The boy was diagnosed with attention deficit hyperactive disorder and was put on Ritalin when he was 5, and that continued, off and on, for the next five years, with mixed results. It was like making a choice between having a son who was a "live missile with no guidance system or a zombie with headaches and moodiness," she said. In the years that followed, he defied rules, could be wily, and "the size of the trouble he got into grew right along with him," Claire wrote.
When Cameron joined the U.S. Marines, his parents hoped the regimentation would rein in his behaviors. But in the third year, he got into a fistfight with a superior, was court-martialed and discharged for bad conduct. Back home, he couldn't keep jobs, lived on the streets and began using crystal meth.
"My heart broke daily as I watched Cameron self-destruct," Cameron wrote. "Life became a roller coaster of bailing him out of trouble, loaning him money, letting him come back home and then kicking him out again.
"Truthfully, both of my other children, Sarah and Ryan, got completely shortchanged," she said.
During those years, Claire, 50, embarked on a journey of spiritual searching and discernment. "Traditional churches" didn't fit. Wide reading into spirituality and metaphysics continued, and she found the New Thought Movement and the Unity Church that "fit my frame of reference and the idea that consciousness creates reality, the idea that what you think about and what you focus on is what draws you into your life."
"God is there, and yet we are co-creators with God, so we are in charge of our own destiny to a great extent," she said. "That is completely different from what Catholicism teaches, or some of the other traditional Christian paths." Her quest took her to Arizona State University where, in 2002, she earned a bachelor of interdisciplinary studies in religious studies and philosophy.
She then trained as a transformational life coach at Southwest Institute of Healing Arts in Tempe. Her journey took her into the Creative Journal Expressive Arts program, developed by California art therapist Lucia Capacchione, who teaches that healing and recovery can be enhanced and a new life designed through such exercises as making art collages combined with journaling. Her book details Claire's experience of discovery and transformation by clipping magazine art and painstakingly producing collages that provide windows to her heart and soul.

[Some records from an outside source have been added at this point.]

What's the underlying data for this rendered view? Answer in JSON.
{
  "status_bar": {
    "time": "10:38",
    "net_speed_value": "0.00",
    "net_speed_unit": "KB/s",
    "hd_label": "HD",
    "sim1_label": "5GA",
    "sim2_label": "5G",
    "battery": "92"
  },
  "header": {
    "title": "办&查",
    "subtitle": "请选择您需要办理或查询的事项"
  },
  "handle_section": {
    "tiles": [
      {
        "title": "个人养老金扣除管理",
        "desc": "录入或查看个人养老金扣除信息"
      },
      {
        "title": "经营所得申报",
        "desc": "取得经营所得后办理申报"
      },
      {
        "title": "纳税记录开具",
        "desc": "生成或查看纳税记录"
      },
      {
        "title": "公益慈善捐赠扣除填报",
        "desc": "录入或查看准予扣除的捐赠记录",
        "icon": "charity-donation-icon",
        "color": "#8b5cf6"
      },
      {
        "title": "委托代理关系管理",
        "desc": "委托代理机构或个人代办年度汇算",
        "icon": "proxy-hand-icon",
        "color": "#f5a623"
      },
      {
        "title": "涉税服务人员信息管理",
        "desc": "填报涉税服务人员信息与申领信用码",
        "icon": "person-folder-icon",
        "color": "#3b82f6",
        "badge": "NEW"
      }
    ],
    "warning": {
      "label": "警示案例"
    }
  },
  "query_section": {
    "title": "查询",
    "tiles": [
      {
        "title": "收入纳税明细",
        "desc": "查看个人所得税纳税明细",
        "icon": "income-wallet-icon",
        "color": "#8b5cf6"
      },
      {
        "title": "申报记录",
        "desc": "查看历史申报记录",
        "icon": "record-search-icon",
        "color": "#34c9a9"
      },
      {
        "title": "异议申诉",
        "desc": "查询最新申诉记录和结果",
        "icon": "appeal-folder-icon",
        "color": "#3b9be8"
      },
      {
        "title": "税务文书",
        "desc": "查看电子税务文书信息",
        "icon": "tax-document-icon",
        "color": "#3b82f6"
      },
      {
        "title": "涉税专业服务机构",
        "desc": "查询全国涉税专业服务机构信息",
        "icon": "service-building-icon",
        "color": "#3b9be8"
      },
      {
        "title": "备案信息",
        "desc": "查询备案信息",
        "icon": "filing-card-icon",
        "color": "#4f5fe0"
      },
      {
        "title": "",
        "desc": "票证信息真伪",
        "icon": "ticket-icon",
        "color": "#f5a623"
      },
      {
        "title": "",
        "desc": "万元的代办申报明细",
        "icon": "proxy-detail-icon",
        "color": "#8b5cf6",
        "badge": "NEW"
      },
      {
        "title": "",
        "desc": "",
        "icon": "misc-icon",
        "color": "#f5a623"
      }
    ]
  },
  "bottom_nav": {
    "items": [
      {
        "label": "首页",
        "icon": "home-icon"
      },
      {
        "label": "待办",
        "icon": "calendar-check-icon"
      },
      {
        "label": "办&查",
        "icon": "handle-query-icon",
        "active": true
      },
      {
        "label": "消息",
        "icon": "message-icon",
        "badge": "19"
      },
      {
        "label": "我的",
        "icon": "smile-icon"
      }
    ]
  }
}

"Dreams have been a constant part of my life," she wrote. "For years I'd been recording dreams every morning." Her book records numerous dreams that somehow related to Cameron before and after his death. She said the "gift of dreaming" allowed her to master the art of dream exploration and interpretation. "I have always had these really soap operaish-type dreams, and I have always had a good memory for them. They stick with me in the morning. My mother was like that, and I think that was a gift I got from her," she said.
Claire has been a dream coach for 10 years and regularly leads dream group meetings in her home and teaches workshops.
"I've explored some things that are pretty 'out there,' even for me," she said. "A meeting with a medium, past-life regression, cellular release, an amazing trip to Egypt with a leader who is a channel and an encounter with the goddess Sekhmet that really changed me." She believes she is still connecting with Cameron. "We've been able to heal our relationship across the boundary of death."
With the Deep Water Leaf Society, she seeks to "grow beyond the book into a community - a borderless affiliation of hearts and souls bound by the shared human experience of grief and by the knowledge that we are so much more than lost, lonely souls experiencing a few brief years on this planet."